Others have submitted nonbinding letters of interest for space at the campus, including Albina Community Bank, NedSpace, the Oregon Employment Department and the medical training program at Mt. Hood Community College. ADX wants to help open a yet to be named technology shop. In total, Gresham Redevelopment Commission Executive Director Josh Fuhrer can point to about 70,000 square feet of potentially committed space out of the 100,000 square feet that would be available. The rest is left for food-related options.

The Rockwood area has lost about six grocery stores in 20 years, Fuhrer has said. The project aims to fill the gap by attracting local entrepreneurs to fill the basic elements of a grocery store: meat, bakery, produce and home essentials.

The city says it wants no major chains.

Surrounding the food area could be 15 to 20 newly built shipping containers, the kind you see on freight trucks, converted into mini-storefronts for up-and-coming start-ups looking for cheap rent. For more developed businesses, brick and mortar space will be available for a community bank branch, coffee shops and restaurants.

The city should select a developer in November or December, Fuhrer has said.
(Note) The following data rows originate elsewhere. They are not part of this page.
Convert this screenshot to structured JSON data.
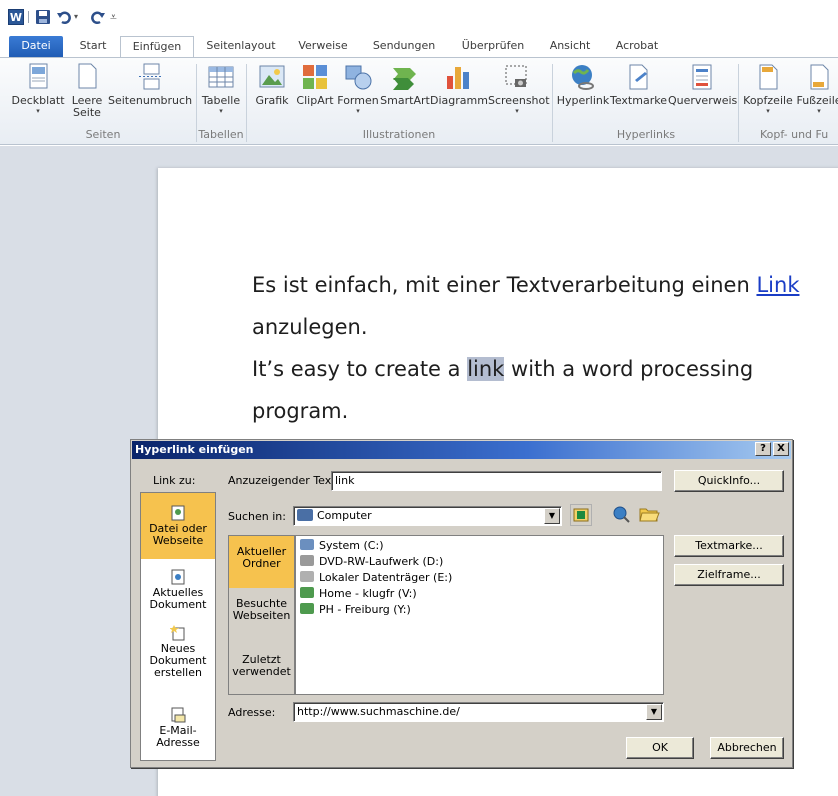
{
  "qat": {
    "app_letter": "W",
    "customize_glyph": "⩡"
  },
  "tabs": [
    {
      "label": "Datei"
    },
    {
      "label": "Start"
    },
    {
      "label": "Einfügen"
    },
    {
      "label": "Seitenlayout"
    },
    {
      "label": "Verweise"
    },
    {
      "label": "Sendungen"
    },
    {
      "label": "Überprüfen"
    },
    {
      "label": "Ansicht"
    },
    {
      "label": "Acrobat"
    }
  ],
  "ribbon": {
    "buttons": [
      {
        "label": "Deckblatt",
        "icon": "cover-page-icon"
      },
      {
        "label": "Leere Seite",
        "icon": "blank-page-icon"
      },
      {
        "label": "Seitenumbruch",
        "icon": "page-break-icon"
      },
      {
        "label": "Tabelle",
        "icon": "table-icon"
      },
      {
        "label": "Grafik",
        "icon": "picture-icon"
      },
      {
        "label": "ClipArt",
        "icon": "clipart-icon"
      },
      {
        "label": "Formen",
        "icon": "shapes-icon"
      },
      {
        "label": "SmartArt",
        "icon": "smartart-icon"
      },
      {
        "label": "Diagramm",
        "icon": "chart-icon"
      },
      {
        "label": "Screenshot",
        "icon": "screenshot-icon"
      },
      {
        "label": "Hyperlink",
        "icon": "hyperlink-icon"
      },
      {
        "label": "Textmarke",
        "icon": "bookmark-icon"
      },
      {
        "label": "Querverweis",
        "icon": "cross-reference-icon"
      },
      {
        "label": "Kopfzeile",
        "icon": "header-icon"
      },
      {
        "label": "Fußzeile",
        "icon": "footer-icon"
      }
    ],
    "groups": [
      "Seiten",
      "Tabellen",
      "Illustrationen",
      "Hyperlinks",
      "Kopf- und Fu"
    ]
  },
  "document": {
    "p1_text": "Es ist einfach, mit einer Textverarbeitung einen ",
    "p1_link": "Link",
    "p1_text2": "anzulegen.",
    "p2_before": "It’s easy to create a ",
    "p2_selected": "link",
    "p2_after": " with a word processing",
    "p2_text2": "program."
  },
  "dialog": {
    "title": "Hyperlink einfügen",
    "help_label": "?",
    "close_label": "X",
    "link_to_label": "Link zu:",
    "display_text_label": "Anzuzeigender Text:",
    "display_text_value": "link",
    "quickinfo_label": "QuickInfo...",
    "look_in_label": "Suchen in:",
    "look_in_value": "Computer",
    "bookmark_button": "Textmarke...",
    "target_frame_button": "Zielframe...",
    "address_label": "Adresse:",
    "address_value": "http://www.suchmaschine.de/",
    "ok_label": "OK",
    "cancel_label": "Abbrechen",
    "places": [
      {
        "label": "Datei oder Webseite",
        "icon": "file-web-icon"
      },
      {
        "label": "Aktuelles Dokument",
        "icon": "current-document-icon"
      },
      {
        "label": "Neues Dokument erstellen",
        "icon": "new-document-icon"
      },
      {
        "label": "E-Mail-Adresse",
        "icon": "email-icon"
      }
    ],
    "nav": [
      {
        "label": "Aktueller Ordner"
      },
      {
        "label": "Besuchte Webseiten"
      },
      {
        "label": "Zuletzt verwendet"
      }
    ],
    "files": [
      {
        "label": "System (C:)",
        "icon": "system-drive-icon",
        "color": "#6b8fbf"
      },
      {
        "label": "DVD-RW-Laufwerk (D:)",
        "icon": "dvd-drive-icon",
        "color": "#9a9a9a"
      },
      {
        "label": "Lokaler Datenträger (E:)",
        "icon": "local-drive-icon",
        "color": "#b0b0b0"
      },
      {
        "label": "Home - klugfr (V:)",
        "icon": "network-drive-icon",
        "color": "#4e9a4e"
      },
      {
        "label": "PH - Freiburg (Y:)",
        "icon": "network-drive-icon",
        "color": "#4e9a4e"
      }
    ]
  }
}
Construction should start by the fall of 2016 and be completed in 2017.